VeryAware: Because the comparisons are inevitable, Do you play first person shooter video games? Is that something you or the SEALs are into? There are a lot of soldiers who bring their Xboxes to Iraq.
MM: Nope. We really wanted to create an immersive experience to put you in the boots of the SEALs, as Scott was saying, and be in the middle of the action. Gaming platforms are doing a fantastic job from an entertainment perspective in putting you in the middle of the action. So we felt to make a relevant action movie, you had to think about those gaming platforms as your competition. We were also striving for any young man who sees this movie, knows it’s not a videogame. That’s why we really showcase how much risk was involved in that job and how much sacrifice comes with it.
VeryAware: What was the toughest or most challenging sequence to shoot?
MM: I think the toughest thing to overcome on this film was the combat deployment that the SEALs went on during the making of this movie. While we were shooting it, almost everyone went on a full deployment and that becomes pretty heavy. These guys had now become our good friends and they’re handed off into some really gnarly combat situations. You just want you’re friends to come home.
VeryAware: Exactly. Were you fearful that something might happen to your leads when they were gone?
SW: Absolutely. Those guys are definitely at the tip of the spear, so the possibility is definitely out there. First and foremost though, we were so close to them, we didn’t care so much about the movie as much as we cared about them. If something were to happen to them, we would have obviously figured out a way to adjust the subject matter.

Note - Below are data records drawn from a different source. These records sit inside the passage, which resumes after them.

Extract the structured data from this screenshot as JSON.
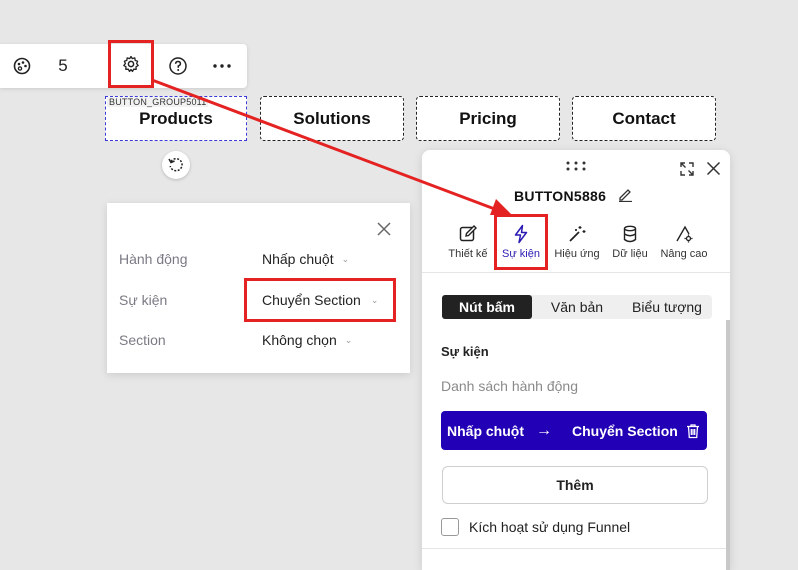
{
  "toolbar": {
    "count": "5",
    "icons": [
      "palette-icon",
      "gear-icon",
      "help-icon",
      "more-icon"
    ]
  },
  "canvas": {
    "group_label": "BUTTON_GROUP5011",
    "buttons": [
      "Products",
      "Solutions",
      "Pricing",
      "Contact"
    ]
  },
  "popup": {
    "rows": [
      {
        "label": "Hành động",
        "value": "Nhấp chuột"
      },
      {
        "label": "Sự kiện",
        "value": "Chuyển Section"
      },
      {
        "label": "Section",
        "value": "Không chọn"
      }
    ]
  },
  "panel": {
    "title": "BUTTON5886",
    "tabs": [
      {
        "label": "Thiết kế",
        "icon": "edit-icon"
      },
      {
        "label": "Sự kiện",
        "icon": "lightning-icon"
      },
      {
        "label": "Hiệu ứng",
        "icon": "magic-wand-icon"
      },
      {
        "label": "Dữ liệu",
        "icon": "database-icon"
      },
      {
        "label": "Nâng cao",
        "icon": "advanced-settings-icon"
      }
    ],
    "segments": [
      "Nút bấm",
      "Văn bản",
      "Biểu tượng"
    ],
    "section_title": "Sự kiện",
    "action_list_title": "Danh sách hành động",
    "action": {
      "trigger": "Nhấp chuột",
      "arrow": "→",
      "target": "Chuyển Section"
    },
    "add_label": "Thêm",
    "funnel_label": "Kích hoạt sử dụng Funnel"
  },
  "colors": {
    "accent": "#2200b5",
    "highlight": "#e52222",
    "selection": "#3b3bd6"
  }
}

VeryAware: What do you want audiences to take away from ACT OF VALOR?
SW: We think it’s really important that the audience recognize these men and women that have been sacrificing for our country for the last 10 years in uniform, whether they are in the military or they’re first responders in the homeland – the police department, the fire department. These people are doing these incredible acts of valor for no recognition. We just hope the audience takes the film in, and when they leave they recognize there are a lot of people doing incredible acts for them that they’ll never know about.
VeryAware: So what’s up next for you both. I had read a couple days ago, Deadline mentioned that HIGH SPEED is a project of yours? Are you going to direct that together? Are you going to keep directing as a team?

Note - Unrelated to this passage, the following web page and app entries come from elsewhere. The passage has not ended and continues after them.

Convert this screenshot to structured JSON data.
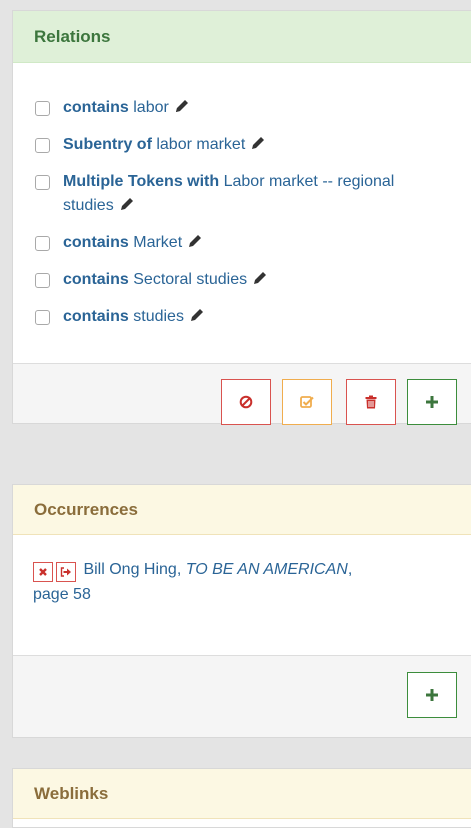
{
  "relations": {
    "title": "Relations",
    "items": [
      {
        "type": "contains",
        "target": "labor"
      },
      {
        "type": "Subentry of",
        "target": "labor market"
      },
      {
        "type": "Multiple Tokens with",
        "target": "Labor market -- regional studies"
      },
      {
        "type": "contains",
        "target": "Market"
      },
      {
        "type": "contains",
        "target": "Sectoral studies"
      },
      {
        "type": "contains",
        "target": "studies"
      }
    ],
    "footer_buttons": [
      "cancel-icon",
      "check-square-icon",
      "trash-icon",
      "plus-icon"
    ]
  },
  "occurrences": {
    "title": "Occurrences",
    "item": {
      "author": "Bill Ong Hing",
      "separator": ", ",
      "title": "TO BE AN AMERICAN",
      "comma": ",",
      "page": "page 58"
    }
  },
  "weblinks": {
    "title": "Weblinks"
  },
  "colors": {
    "relations_header_bg": "#dff0d8",
    "relations_header_text": "#3c763d",
    "occurrences_header_bg": "#fcf8e3",
    "occurrences_header_text": "#8a6d3b",
    "link": "#2a6496",
    "danger": "#c9302c",
    "warning": "#f0ad4e",
    "success": "#3c763d"
  }
}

SW: We have multiple projects we are working on together now. The one we are looking to spearhead next is going to be BLACK SANDS with Arnold Schwarzenegger.

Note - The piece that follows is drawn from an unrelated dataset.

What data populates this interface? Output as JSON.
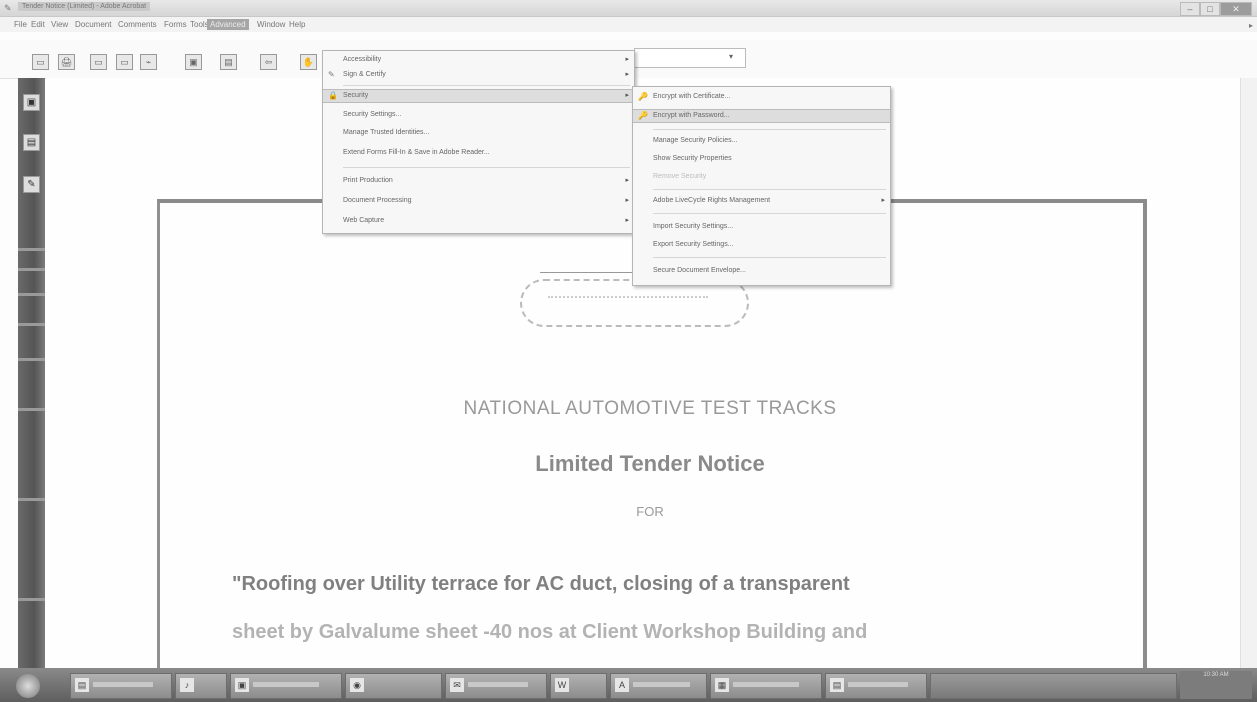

VeryAware: You two – along with the SEALs – did an amazing job on the film.
SW: What we found fascinating has been the way this film is being received by women. I think the movie is playing almost better to women right now. It’s been really rewarding that the family side of the movie has been resonating.
VeryAware: For me, I really dug all the combat sequences because that’s really gets me engaged. When they had to extract Roslyn Sanchez, I was literally on the edge of my seat thinking, ‘How are they doing this?! They have to parachute in the middle of the night in the jungle, showing no fear, quietly sneak in, and try to get out as quietly as they can.’
SW: Wasn’t it great to watch when – like you said – they skydive in at night in that field and they quietly just walk across the field?!
VeryAware: Yes! I can’t even be quiet in my own house!
SW: (laughs) It’s funny because if you didn’t know that community, you’d think they’d run across this field and get to the cover. That’s why it was so wonderful using those guys because the action is so authentic. They were like, “We don’t run anywhere.”
VeryAware: And some of the shots you were able to get. The aerial shot of the firing boat that’s shooting on the villain’s shack? I mean, that shot is just breathtaking. Every time I see it, it just blows my mind.
SW: It definitely wrecked everyone that does CG. Now you see it for real and it’s a whole other ball game.
VeryAware: I know you’ve emphasized it, but your eye for detail is showcased to a remarkable extent in the film.
SW: I’m so glad you keyed in on that because it’s important to Mouse and I at Bandito. We really think physics should apply to all films.
ACT OF VALOR is now playing.